▶ _Instructions for the task_
A single number is the answer here: how many lines below include "record"?

[Source data]
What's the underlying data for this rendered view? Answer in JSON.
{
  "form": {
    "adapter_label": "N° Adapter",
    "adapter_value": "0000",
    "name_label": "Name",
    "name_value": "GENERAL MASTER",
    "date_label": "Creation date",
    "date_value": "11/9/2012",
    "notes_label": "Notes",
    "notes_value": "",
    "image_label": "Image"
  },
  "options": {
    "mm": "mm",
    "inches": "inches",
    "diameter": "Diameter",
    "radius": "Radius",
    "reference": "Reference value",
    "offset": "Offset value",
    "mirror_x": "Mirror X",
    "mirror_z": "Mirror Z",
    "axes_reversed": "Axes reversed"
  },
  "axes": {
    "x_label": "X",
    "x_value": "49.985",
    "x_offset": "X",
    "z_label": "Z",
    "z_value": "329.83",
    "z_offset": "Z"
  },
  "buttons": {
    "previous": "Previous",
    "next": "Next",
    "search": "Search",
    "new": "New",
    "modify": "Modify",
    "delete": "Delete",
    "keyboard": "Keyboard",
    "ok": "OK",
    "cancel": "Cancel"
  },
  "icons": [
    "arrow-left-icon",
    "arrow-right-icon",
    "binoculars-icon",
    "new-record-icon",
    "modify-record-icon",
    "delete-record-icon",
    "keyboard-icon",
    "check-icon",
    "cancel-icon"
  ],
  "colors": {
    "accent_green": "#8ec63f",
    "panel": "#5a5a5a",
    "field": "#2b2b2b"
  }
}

▶ _Your solution_
3